The list of pop artists Ballard has worked with is extensive and reflects the longevity of his career as a songwriter. He has produced or written for Paula Abdul, Van Halen, Aerosmith, No Doubt, Shakira, Dave Matthews Band, Lisa Marie Presley, Katie Perry, Barbara Streisand, and Ringo Starr. He has also written music for film, television, and the stage. Ballard won a Grammy and received an Oscar nomination for the song “Believe” from the film The Polar Express in 2006, and his theater work includes the Broadway hit Ghost the Musical, a stage adaptation of the film starring Demi Moore and Patrick Swayze. He now owns his own label, Java Records, and a production company called Augury.
Ballard credits his success to putting the needs of artists first and always keeping a positive environment in the studio, things he learned from working with Quincy Jones at the beginning of his career. “Quincy has a great musicality, but he also creates a comfortable atmosphere in the studio where people not only feel they can do their best, but want to do their best because he inspires them,” Ballard said.
Ballard built his career by helping artists achieve their vision. Rather than writing songs for artists, he prefers to co-write, focusing on the music so that artists can express themselves through the song’s lyrics. Ballard’s kindness, his Zen-like calm demeanor, and his instinct for successful songwriting partnerships has helped him become known as the person to work with for artists who value creative control—and who wouldn’t mind getting some help writing a hit at the same time.
- Nigel Harrison, Songwriters: A Biographical Dictionary with Discographies (1998)

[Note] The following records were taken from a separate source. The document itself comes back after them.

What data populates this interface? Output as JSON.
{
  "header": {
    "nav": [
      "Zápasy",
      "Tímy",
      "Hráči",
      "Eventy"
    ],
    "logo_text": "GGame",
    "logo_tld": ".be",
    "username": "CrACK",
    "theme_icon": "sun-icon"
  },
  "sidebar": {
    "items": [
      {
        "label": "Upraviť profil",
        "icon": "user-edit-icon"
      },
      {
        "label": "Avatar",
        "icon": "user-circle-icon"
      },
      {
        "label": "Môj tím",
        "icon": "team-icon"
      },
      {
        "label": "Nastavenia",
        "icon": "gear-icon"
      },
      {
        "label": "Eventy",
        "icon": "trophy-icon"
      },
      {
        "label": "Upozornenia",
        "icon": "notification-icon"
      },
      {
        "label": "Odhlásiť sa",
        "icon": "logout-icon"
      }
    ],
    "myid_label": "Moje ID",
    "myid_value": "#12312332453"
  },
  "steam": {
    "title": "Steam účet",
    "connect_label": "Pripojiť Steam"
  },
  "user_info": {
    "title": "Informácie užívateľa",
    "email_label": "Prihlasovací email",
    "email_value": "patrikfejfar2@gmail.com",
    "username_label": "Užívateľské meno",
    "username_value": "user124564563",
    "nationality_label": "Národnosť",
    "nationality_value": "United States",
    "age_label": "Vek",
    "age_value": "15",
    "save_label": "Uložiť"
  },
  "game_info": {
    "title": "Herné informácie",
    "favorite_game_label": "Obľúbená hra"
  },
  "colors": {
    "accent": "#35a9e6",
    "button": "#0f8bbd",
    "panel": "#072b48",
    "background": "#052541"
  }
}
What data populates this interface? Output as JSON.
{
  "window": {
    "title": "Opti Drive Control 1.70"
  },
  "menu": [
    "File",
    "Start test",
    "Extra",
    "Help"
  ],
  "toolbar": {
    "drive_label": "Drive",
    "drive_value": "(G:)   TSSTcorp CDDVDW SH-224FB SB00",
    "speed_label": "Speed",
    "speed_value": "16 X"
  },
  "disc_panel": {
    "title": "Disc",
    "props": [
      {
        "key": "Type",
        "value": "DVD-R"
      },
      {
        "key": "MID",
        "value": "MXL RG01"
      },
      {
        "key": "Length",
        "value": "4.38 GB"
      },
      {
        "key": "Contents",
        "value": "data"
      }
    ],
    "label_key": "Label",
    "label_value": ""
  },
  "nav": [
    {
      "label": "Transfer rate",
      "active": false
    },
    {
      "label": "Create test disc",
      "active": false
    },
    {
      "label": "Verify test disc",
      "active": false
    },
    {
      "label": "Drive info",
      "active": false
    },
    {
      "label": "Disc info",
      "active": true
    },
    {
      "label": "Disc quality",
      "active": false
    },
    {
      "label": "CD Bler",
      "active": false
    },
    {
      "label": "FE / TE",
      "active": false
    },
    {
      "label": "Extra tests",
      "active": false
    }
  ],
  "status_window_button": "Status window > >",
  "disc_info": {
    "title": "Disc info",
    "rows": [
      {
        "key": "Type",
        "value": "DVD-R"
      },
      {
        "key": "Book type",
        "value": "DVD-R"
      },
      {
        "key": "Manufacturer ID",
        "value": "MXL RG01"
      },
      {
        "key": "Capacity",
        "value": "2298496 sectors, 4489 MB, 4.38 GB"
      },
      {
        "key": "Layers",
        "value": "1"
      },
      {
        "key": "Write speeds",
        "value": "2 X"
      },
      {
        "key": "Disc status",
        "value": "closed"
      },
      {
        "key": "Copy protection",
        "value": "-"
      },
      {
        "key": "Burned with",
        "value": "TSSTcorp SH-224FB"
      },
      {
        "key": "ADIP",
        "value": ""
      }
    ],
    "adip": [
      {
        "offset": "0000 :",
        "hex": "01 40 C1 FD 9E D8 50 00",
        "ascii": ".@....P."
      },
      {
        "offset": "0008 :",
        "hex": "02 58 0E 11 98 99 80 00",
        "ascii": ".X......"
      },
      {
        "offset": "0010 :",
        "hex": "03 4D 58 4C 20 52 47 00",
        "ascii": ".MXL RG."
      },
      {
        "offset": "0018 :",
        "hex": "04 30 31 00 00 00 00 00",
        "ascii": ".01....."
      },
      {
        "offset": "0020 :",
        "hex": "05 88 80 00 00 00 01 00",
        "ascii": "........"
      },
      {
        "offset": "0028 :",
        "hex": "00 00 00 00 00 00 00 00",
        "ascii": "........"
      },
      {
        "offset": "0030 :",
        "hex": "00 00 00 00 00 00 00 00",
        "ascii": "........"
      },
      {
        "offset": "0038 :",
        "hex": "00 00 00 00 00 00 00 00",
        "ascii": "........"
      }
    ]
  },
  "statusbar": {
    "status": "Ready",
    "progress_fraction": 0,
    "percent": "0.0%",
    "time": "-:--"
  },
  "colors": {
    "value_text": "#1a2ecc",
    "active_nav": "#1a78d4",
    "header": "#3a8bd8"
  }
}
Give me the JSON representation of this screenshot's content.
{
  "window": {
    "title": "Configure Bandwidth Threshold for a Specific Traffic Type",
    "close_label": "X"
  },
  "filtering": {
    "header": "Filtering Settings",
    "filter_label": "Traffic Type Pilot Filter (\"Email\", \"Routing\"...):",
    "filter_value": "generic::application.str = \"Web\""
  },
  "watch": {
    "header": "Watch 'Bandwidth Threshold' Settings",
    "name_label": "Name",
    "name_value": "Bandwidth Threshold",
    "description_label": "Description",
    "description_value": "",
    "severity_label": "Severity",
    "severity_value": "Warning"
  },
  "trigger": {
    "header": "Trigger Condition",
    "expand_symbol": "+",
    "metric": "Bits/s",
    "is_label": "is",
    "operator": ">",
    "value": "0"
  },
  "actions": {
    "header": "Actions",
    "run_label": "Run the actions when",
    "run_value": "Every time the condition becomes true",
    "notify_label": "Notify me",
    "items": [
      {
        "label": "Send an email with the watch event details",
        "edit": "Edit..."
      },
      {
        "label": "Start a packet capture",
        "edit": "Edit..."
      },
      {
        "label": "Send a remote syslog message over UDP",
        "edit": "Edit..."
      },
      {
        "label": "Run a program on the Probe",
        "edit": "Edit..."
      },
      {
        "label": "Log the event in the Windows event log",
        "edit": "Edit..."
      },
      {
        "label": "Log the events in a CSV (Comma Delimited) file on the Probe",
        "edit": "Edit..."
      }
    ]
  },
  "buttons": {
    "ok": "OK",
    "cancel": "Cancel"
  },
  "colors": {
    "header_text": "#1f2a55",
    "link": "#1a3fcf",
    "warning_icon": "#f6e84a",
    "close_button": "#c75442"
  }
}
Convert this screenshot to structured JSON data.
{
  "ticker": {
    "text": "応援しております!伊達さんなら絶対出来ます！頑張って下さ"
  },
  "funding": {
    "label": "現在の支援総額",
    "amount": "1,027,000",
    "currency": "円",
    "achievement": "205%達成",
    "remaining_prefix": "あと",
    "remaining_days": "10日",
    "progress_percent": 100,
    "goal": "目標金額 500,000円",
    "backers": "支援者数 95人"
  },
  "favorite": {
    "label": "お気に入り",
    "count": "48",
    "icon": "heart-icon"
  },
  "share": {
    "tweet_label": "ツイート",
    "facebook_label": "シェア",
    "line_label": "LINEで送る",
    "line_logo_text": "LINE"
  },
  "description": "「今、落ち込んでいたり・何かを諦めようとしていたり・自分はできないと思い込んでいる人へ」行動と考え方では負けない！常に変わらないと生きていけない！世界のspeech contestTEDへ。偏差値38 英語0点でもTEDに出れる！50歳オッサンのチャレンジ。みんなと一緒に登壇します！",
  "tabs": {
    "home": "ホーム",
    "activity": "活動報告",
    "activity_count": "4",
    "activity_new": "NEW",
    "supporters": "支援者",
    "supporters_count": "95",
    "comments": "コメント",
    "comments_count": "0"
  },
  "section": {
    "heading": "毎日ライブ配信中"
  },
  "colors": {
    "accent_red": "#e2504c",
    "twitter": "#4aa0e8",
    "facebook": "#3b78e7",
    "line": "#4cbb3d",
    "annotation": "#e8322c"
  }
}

- Barry Grills, Ironic: The Alanis Morissette Story (1997)
- Robert Hilburn, “A Calm Hand at the Controls,” Los Angeles Times (August 5, 2001)